_Action item:_ The records need to be set down again exactly as they appear.

Records provided Start Marker

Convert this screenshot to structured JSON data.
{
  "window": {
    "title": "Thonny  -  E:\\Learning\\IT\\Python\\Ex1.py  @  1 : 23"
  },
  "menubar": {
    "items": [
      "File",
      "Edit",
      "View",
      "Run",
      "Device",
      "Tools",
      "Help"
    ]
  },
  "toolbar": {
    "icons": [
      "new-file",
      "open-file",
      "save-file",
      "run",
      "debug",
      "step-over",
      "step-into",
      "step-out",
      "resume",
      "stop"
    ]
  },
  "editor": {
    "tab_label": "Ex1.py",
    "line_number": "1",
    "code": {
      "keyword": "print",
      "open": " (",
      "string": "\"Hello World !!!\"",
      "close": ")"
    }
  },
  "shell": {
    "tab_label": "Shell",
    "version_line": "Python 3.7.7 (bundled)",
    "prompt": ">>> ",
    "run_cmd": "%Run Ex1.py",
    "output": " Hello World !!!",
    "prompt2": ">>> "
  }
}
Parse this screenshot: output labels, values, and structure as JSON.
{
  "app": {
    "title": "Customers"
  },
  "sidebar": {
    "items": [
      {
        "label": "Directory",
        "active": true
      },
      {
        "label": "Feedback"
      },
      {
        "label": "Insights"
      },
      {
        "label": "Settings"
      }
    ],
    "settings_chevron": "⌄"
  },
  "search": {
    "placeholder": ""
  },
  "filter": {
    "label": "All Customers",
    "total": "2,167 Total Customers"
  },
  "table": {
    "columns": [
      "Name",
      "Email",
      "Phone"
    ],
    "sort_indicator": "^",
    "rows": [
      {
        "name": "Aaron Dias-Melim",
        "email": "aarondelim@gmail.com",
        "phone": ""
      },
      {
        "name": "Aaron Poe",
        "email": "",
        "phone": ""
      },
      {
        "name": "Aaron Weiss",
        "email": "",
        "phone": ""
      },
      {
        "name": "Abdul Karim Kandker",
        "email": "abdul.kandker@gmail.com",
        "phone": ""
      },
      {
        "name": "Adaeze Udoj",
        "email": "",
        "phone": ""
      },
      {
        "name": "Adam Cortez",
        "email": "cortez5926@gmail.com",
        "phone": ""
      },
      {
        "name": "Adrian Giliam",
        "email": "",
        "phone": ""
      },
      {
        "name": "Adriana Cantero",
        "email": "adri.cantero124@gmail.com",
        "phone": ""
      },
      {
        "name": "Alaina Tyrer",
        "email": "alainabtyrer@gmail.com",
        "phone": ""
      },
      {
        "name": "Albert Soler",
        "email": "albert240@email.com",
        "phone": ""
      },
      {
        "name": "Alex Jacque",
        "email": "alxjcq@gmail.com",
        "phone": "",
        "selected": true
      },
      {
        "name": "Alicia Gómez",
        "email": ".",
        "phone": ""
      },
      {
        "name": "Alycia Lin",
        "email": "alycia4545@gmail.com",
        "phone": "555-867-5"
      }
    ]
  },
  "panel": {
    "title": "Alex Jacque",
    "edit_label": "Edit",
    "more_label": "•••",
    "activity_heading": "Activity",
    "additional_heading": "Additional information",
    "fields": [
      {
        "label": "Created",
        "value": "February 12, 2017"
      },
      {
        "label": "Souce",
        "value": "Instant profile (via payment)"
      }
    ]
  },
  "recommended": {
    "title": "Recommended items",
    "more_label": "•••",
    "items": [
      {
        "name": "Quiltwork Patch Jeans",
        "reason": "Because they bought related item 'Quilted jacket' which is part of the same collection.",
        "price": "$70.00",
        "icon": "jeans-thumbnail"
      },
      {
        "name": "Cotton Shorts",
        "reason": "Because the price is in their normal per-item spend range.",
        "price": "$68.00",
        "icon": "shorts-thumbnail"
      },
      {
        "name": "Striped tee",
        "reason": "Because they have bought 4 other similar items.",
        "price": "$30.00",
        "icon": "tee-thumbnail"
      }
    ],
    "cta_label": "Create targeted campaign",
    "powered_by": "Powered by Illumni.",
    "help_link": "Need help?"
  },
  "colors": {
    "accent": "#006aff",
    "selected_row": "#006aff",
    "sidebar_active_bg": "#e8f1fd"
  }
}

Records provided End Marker

_Result of the exercise:_
Convert this screenshot to structured JSON data.
{
  "window": {
    "title": "Thonny  -  E:\\Learning\\IT\\Python\\Ex1.py  @  1 : 23"
  },
  "menubar": {
    "items": [
      "File",
      "Edit",
      "View",
      "Run",
      "Device",
      "Tools",
      "Help"
    ]
  },
  "toolbar": {
    "icons": [
      "new-file",
      "open-file",
      "save-file",
      "run",
      "debug",
      "step-over",
      "step-into",
      "step-out",
      "resume",
      "stop"
    ]
  },
  "editor": {
    "tab_label": "Ex1.py",
    "line_number": "1",
    "code": {
      "keyword": "print",
      "open": " (",
      "string": "\"Hello World !!!\"",
      "close": ")"
    }
  },
  "shell": {
    "tab_label": "Shell",
    "version_line": "Python 3.7.7 (bundled)",
    "prompt": ">>> ",
    "run_cmd": "%Run Ex1.py",
    "output": " Hello World !!!",
    "prompt2": ">>> "
  }
}
Parse this screenshot: output labels, values, and structure as JSON.
{
  "app": {
    "title": "Customers"
  },
  "sidebar": {
    "items": [
      {
        "label": "Directory",
        "active": true
      },
      {
        "label": "Feedback"
      },
      {
        "label": "Insights"
      },
      {
        "label": "Settings"
      }
    ],
    "settings_chevron": "⌄"
  },
  "search": {
    "placeholder": ""
  },
  "filter": {
    "label": "All Customers",
    "total": "2,167 Total Customers"
  },
  "table": {
    "columns": [
      "Name",
      "Email",
      "Phone"
    ],
    "sort_indicator": "^",
    "rows": [
      {
        "name": "Aaron Dias-Melim",
        "email": "aarondelim@gmail.com",
        "phone": ""
      },
      {
        "name": "Aaron Poe",
        "email": "",
        "phone": ""
      },
      {
        "name": "Aaron Weiss",
        "email": "",
        "phone": ""
      },
      {
        "name": "Abdul Karim Kandker",
        "email": "abdul.kandker@gmail.com",
        "phone": ""
      },
      {
        "name": "Adaeze Udoj",
        "email": "",
        "phone": ""
      },
      {
        "name": "Adam Cortez",
        "email": "cortez5926@gmail.com",
        "phone": ""
      },
      {
        "name": "Adrian Giliam",
        "email": "",
        "phone": ""
      },
      {
        "name": "Adriana Cantero",
        "email": "adri.cantero124@gmail.com",
        "phone": ""
      },
      {
        "name": "Alaina Tyrer",
        "email": "alainabtyrer@gmail.com",
        "phone": ""
      },
      {
        "name": "Albert Soler",
        "email": "albert240@email.com",
        "phone": ""
      },
      {
        "name": "Alex Jacque",
        "email": "alxjcq@gmail.com",
        "phone": "",
        "selected": true
      },
      {
        "name": "Alicia Gómez",
        "email": ".",
        "phone": ""
      },
      {
        "name": "Alycia Lin",
        "email": "alycia4545@gmail.com",
        "phone": "555-867-5"
      }
    ]
  },
  "panel": {
    "title": "Alex Jacque",
    "edit_label": "Edit",
    "more_label": "•••",
    "activity_heading": "Activity",
    "additional_heading": "Additional information",
    "fields": [
      {
        "label": "Created",
        "value": "February 12, 2017"
      },
      {
        "label": "Souce",
        "value": "Instant profile (via payment)"
      }
    ]
  },
  "recommended": {
    "title": "Recommended items",
    "more_label": "•••",
    "items": [
      {
        "name": "Quiltwork Patch Jeans",
        "reason": "Because they bought related item 'Quilted jacket' which is part of the same collection.",
        "price": "$70.00",
        "icon": "jeans-thumbnail"
      },
      {
        "name": "Cotton Shorts",
        "reason": "Because the price is in their normal per-item spend range.",
        "price": "$68.00",
        "icon": "shorts-thumbnail"
      },
      {
        "name": "Striped tee",
        "reason": "Because they have bought 4 other similar items.",
        "price": "$30.00",
        "icon": "tee-thumbnail"
      }
    ],
    "cta_label": "Create targeted campaign",
    "powered_by": "Powered by Illumni.",
    "help_link": "Need help?"
  },
  "colors": {
    "accent": "#006aff",
    "selected_row": "#006aff",
    "sidebar_active_bg": "#e8f1fd"
  }
}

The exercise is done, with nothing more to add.